Component data from apps and pages
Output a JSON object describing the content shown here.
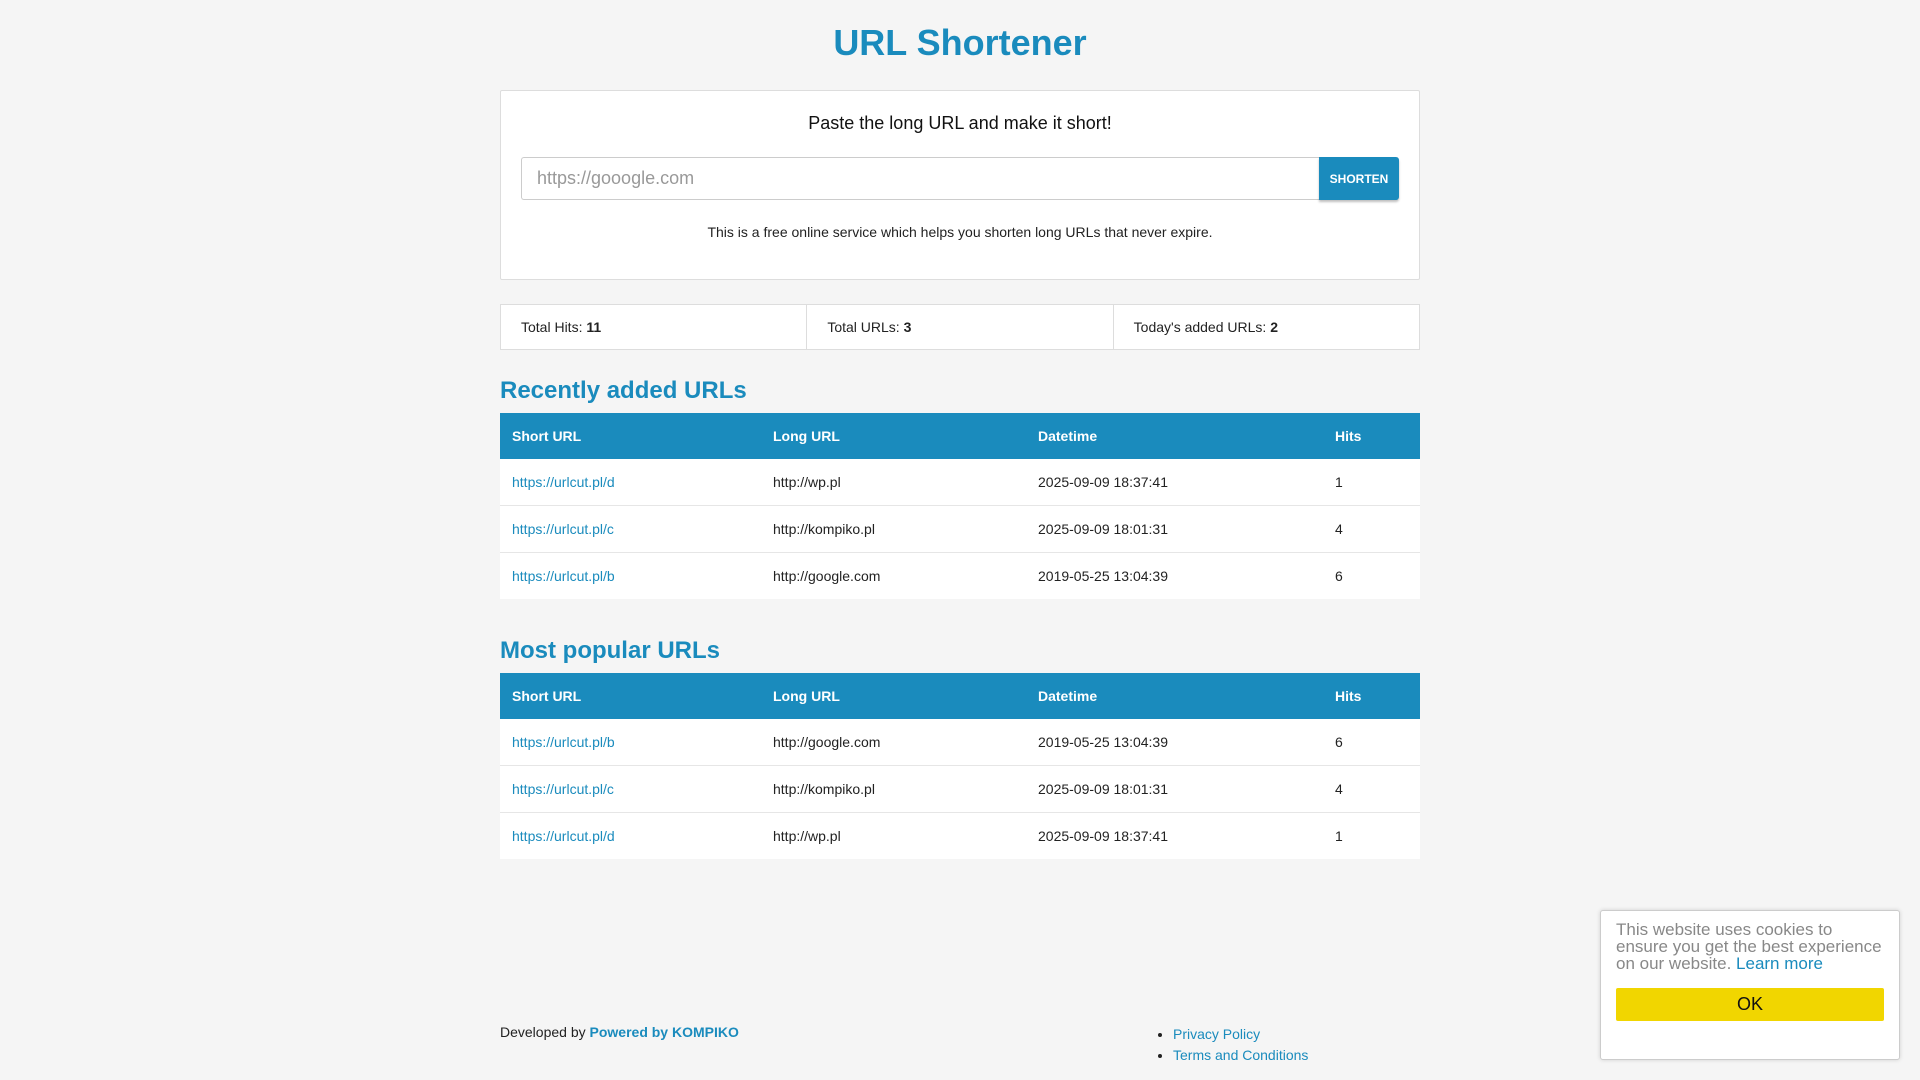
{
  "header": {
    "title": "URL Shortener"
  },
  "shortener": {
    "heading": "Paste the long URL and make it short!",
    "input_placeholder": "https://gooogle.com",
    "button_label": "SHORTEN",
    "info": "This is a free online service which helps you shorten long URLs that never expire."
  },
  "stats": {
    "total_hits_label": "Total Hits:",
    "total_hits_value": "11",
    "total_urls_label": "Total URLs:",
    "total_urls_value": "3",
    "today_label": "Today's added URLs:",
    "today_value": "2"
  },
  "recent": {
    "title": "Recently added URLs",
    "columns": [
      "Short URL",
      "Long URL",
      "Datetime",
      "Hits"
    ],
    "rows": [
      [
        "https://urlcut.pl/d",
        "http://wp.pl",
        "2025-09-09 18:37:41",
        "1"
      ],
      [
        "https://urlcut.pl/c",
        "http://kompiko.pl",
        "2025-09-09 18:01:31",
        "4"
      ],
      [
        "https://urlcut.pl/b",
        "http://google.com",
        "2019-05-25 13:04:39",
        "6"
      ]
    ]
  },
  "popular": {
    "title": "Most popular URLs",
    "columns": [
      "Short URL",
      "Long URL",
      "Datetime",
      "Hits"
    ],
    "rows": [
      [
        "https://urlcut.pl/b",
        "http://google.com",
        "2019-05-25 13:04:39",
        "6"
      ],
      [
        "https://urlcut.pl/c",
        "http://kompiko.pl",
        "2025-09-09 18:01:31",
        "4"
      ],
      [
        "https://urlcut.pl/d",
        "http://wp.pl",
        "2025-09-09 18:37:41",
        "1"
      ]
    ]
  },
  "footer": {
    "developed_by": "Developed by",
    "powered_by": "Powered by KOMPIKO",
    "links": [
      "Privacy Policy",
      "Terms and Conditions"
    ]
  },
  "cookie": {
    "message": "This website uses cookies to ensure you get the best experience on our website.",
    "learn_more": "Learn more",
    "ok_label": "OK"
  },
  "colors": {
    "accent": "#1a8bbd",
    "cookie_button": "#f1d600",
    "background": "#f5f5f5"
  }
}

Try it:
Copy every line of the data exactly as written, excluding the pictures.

Your solution:
Output a JSON object describing the content shown here.
{
  "header": {
    "title": "URL Shortener"
  },
  "shortener": {
    "heading": "Paste the long URL and make it short!",
    "input_placeholder": "https://gooogle.com",
    "button_label": "SHORTEN",
    "info": "This is a free online service which helps you shorten long URLs that never expire."
  },
  "stats": {
    "total_hits_label": "Total Hits:",
    "total_hits_value": "11",
    "total_urls_label": "Total URLs:",
    "total_urls_value": "3",
    "today_label": "Today's added URLs:",
    "today_value": "2"
  },
  "recent": {
    "title": "Recently added URLs",
    "columns": [
      "Short URL",
      "Long URL",
      "Datetime",
      "Hits"
    ],
    "rows": [
      [
        "https://urlcut.pl/d",
        "http://wp.pl",
        "2025-09-09 18:37:41",
        "1"
      ],
      [
        "https://urlcut.pl/c",
        "http://kompiko.pl",
        "2025-09-09 18:01:31",
        "4"
      ],
      [
        "https://urlcut.pl/b",
        "http://google.com",
        "2019-05-25 13:04:39",
        "6"
      ]
    ]
  },
  "popular": {
    "title": "Most popular URLs",
    "columns": [
      "Short URL",
      "Long URL",
      "Datetime",
      "Hits"
    ],
    "rows": [
      [
        "https://urlcut.pl/b",
        "http://google.com",
        "2019-05-25 13:04:39",
        "6"
      ],
      [
        "https://urlcut.pl/c",
        "http://kompiko.pl",
        "2025-09-09 18:01:31",
        "4"
      ],
      [
        "https://urlcut.pl/d",
        "http://wp.pl",
        "2025-09-09 18:37:41",
        "1"
      ]
    ]
  },
  "footer": {
    "developed_by": "Developed by",
    "powered_by": "Powered by KOMPIKO",
    "links": [
      "Privacy Policy",
      "Terms and Conditions"
    ]
  },
  "cookie": {
    "message": "This website uses cookies to ensure you get the best experience on our website.",
    "learn_more": "Learn more",
    "ok_label": "OK"
  },
  "colors": {
    "accent": "#1a8bbd",
    "cookie_button": "#f1d600",
    "background": "#f5f5f5"
  }
}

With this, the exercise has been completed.